Development and Evaluation by Randomized Trial of a Community-Based Early Multi-model Intervention (EMI) for Depressed Mothers and their Infants in Rural Rawalpindi, Pakistan
2004 to 2007
University of Liverpool, UK; University of Manchester, UK; Institute of Psychiatry, Pakistan
Depression is the fourth leading cause of disease burden and the largest cause of non-fatal burden, accounting for almost 12% of years lived with disability worldwide. Perinatal depression is associated with poor infant growth and cognitive development, increased rates of infant diarrhea and reduced uptake of immunization.
The treatment of perinatal depression is a public-health priority because of its high prevalence and association with disability and poor infant development. In this project, one of the most effective ‘talking therapy’ for Depression called cognitive behavior therapy was adapted and integrated into the routine work of community-based primary health workers in rural Pakistan; this intervention was called the “Thinking Healthy Programme”.
The intervention was evaluated in one of the largest randomized controlled trials to be conducted in the developing world. In a poor rural community with little access to mental health care, integration of a cognitive behavior therapy-based intervention into the routine work of community health workers more than halved the rates of perinatal depression in the women who received the intervention, compared to those women who did not receive the intervention. In addition, these women had less disability and better overall social functioning. These effects were sustained into the first postnatal year.
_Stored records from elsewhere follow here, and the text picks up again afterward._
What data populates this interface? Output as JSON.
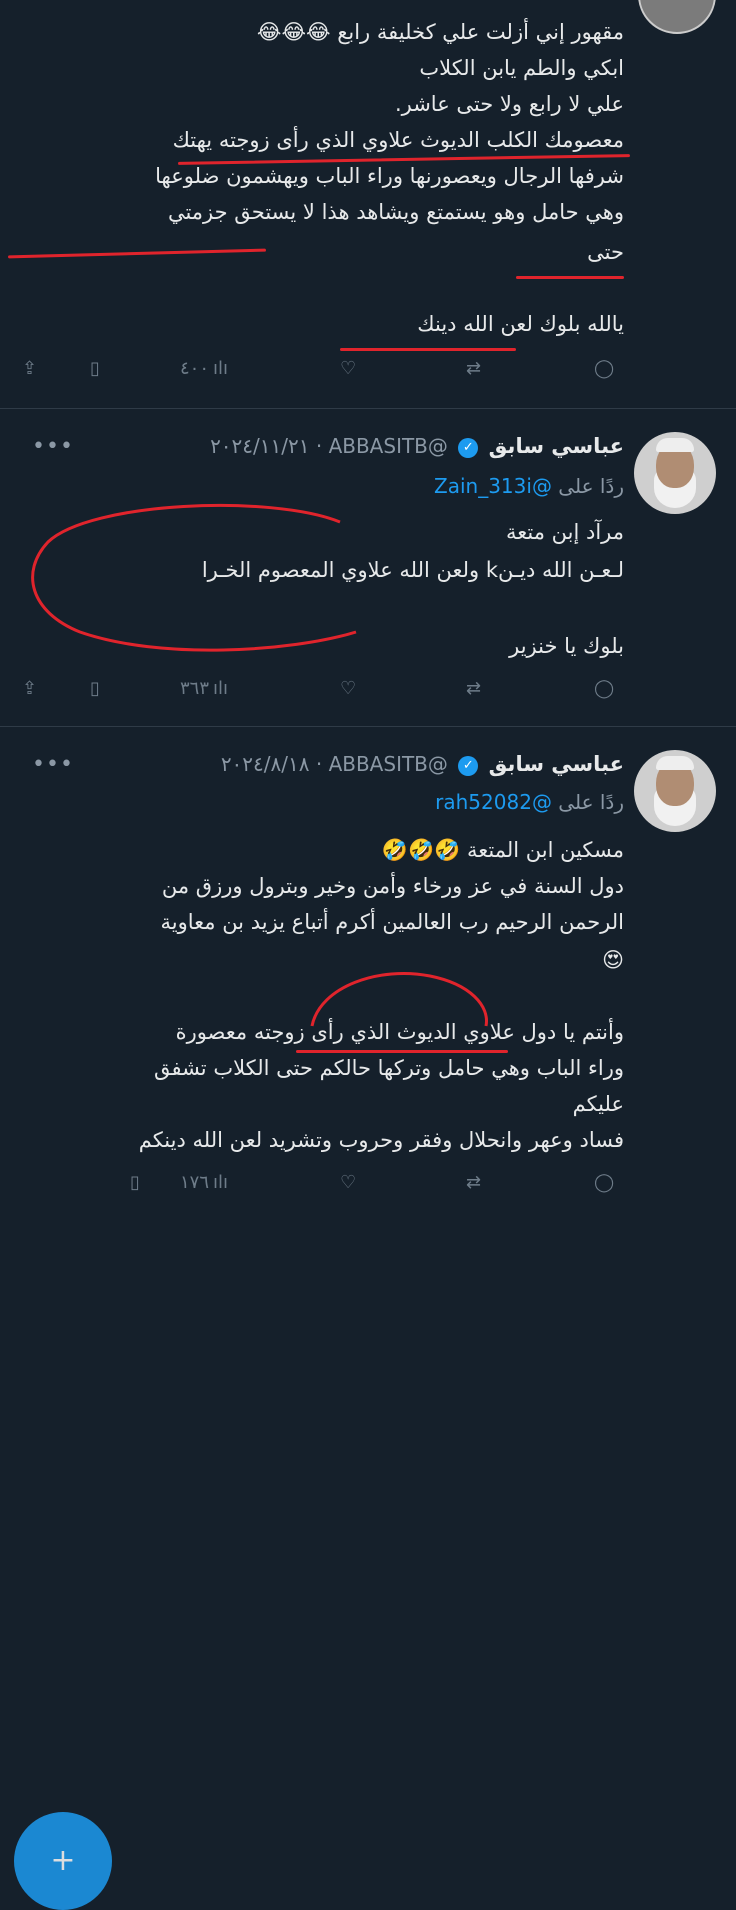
{
  "tweet1": {
    "lines": [
      "مقهور إني أزلت علي كخليفة رابع 😂😂😂",
      "ابكي والطم يابن الكلاب",
      "علي لا رابع ولا حتى عاشر.",
      "معصومك الكلب الديوث علاوي الذي رأى زوجته يهتك",
      "شرفها الرجال ويعصورنها وراء الباب ويهشمون ضلوعها",
      "وهي حامل وهو يستمتع ويشاهد هذا لا يستحق جزمتي",
      "حتى",
      "يالله بلوك لعن الله دينك"
    ],
    "views": "٤٠٠"
  },
  "tweet2": {
    "name": "عباسي سابق",
    "handle": "@ABBASITB",
    "date": "٢٠٢٤/١١/٢١",
    "reply_prefix": "ردًا على",
    "reply_handle": "@Zain_313i",
    "lines": [
      "مرآد إبن متعة",
      "لـعـن الله ديـنk ولعن الله علاوي المعصوم الخـرا",
      "بلوك يا خنزير"
    ],
    "views": "٣٦٣"
  },
  "tweet3": {
    "name": "عباسي سابق",
    "handle": "@ABBASITB",
    "date": "٢٠٢٤/٨/١٨",
    "reply_prefix": "ردًا على",
    "reply_handle": "@rah52082",
    "lines": [
      "مسكين ابن المتعة 🤣🤣🤣",
      "دول السنة في عز ورخاء وأمن وخير وبترول ورزق من",
      "الرحمن الرحيم رب العالمين أكرم أتباع يزيد بن معاوية",
      "😍",
      "وأنتم يا دول علاوي الديوث الذي رأى زوجته معصورة",
      "وراء الباب وهي حامل وتركها حالكم حتى الكلاب تشفق",
      "عليكم",
      "فساد وعهر وانحلال وفقر وحروب وتشريد لعن الله دينكم"
    ],
    "views": "١٧٦"
  },
  "more_label": "•••",
  "dot": "·",
  "colors": {
    "background": "#15202b",
    "accent": "#1d9bf0",
    "annotation": "#e0242c"
  }
}
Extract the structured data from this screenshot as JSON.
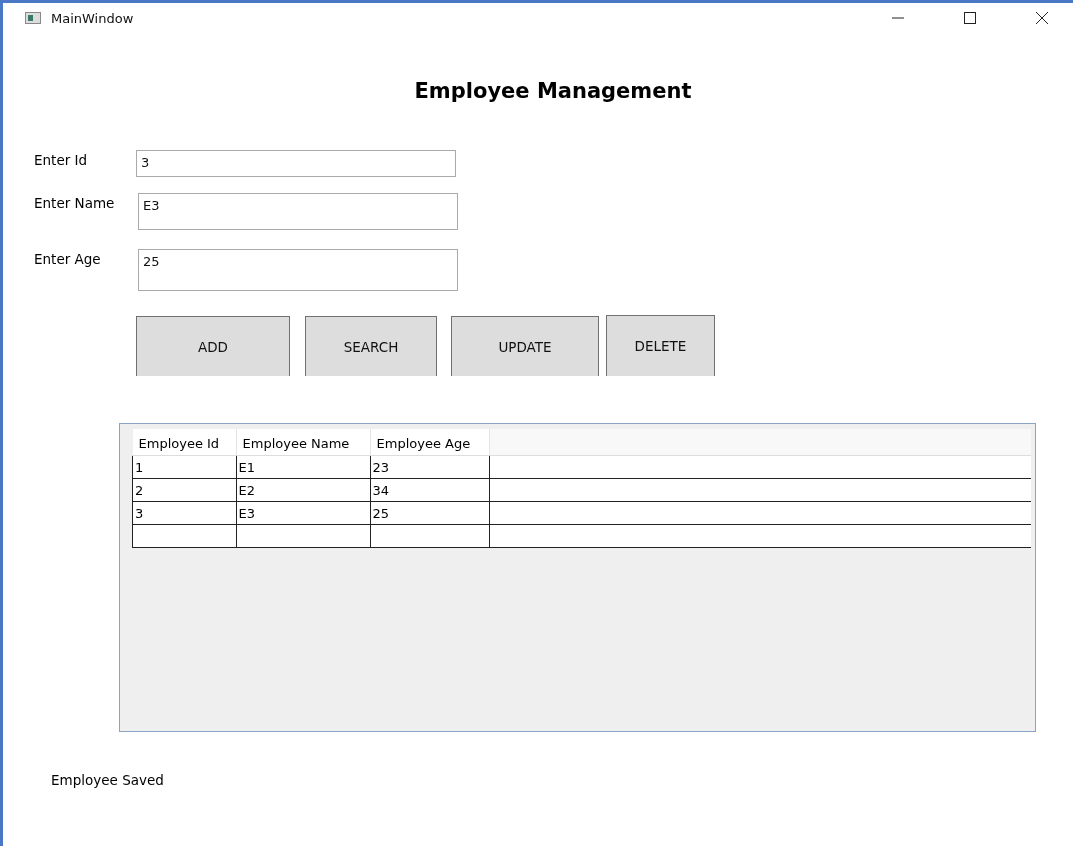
{
  "window": {
    "title": "MainWindow"
  },
  "heading": "Employee Management",
  "fields": [
    {
      "label": "Enter Id",
      "value": "3"
    },
    {
      "label": "Enter Name",
      "value": "E3"
    },
    {
      "label": "Enter Age",
      "value": "25"
    }
  ],
  "buttons": [
    "ADD",
    "SEARCH",
    "UPDATE",
    "DELETE"
  ],
  "table": {
    "columns": [
      "Employee Id",
      "Employee Name",
      "Employee Age"
    ],
    "rows": [
      [
        "1",
        "E1",
        "23"
      ],
      [
        "2",
        "E2",
        "34"
      ],
      [
        "3",
        "E3",
        "25"
      ],
      [
        "",
        "",
        ""
      ]
    ]
  },
  "status_bar": "Employee Saved"
}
Also, as a result of the intervention, the infants had less episodes of diarrhea and were more likely to be immunized; mothers were more likely to use contraception and both the parents reported spending more time playing with their infants. Further analysis of the data showed that the intervention was successful even in women who were very poor and in debt.
Worldwide, the importance of mental health in achieving developmental goals, such as those endorsed by the UN’s Millennium Development project has received increased recognition. However, this recognition is not matched by the development of evidence-based and cost-effective interventions that can be scaled up in resource-poor settings. We believe this project suggests directions such interventions could take to make mental health an important component of public-health programmes. It also high-lights the importance of ‘task-shifting’ strategies to address the treatment gap in mental disorder, i.e., training non-specialists to take on some of the tasks of specialists and deliver these under close supervision.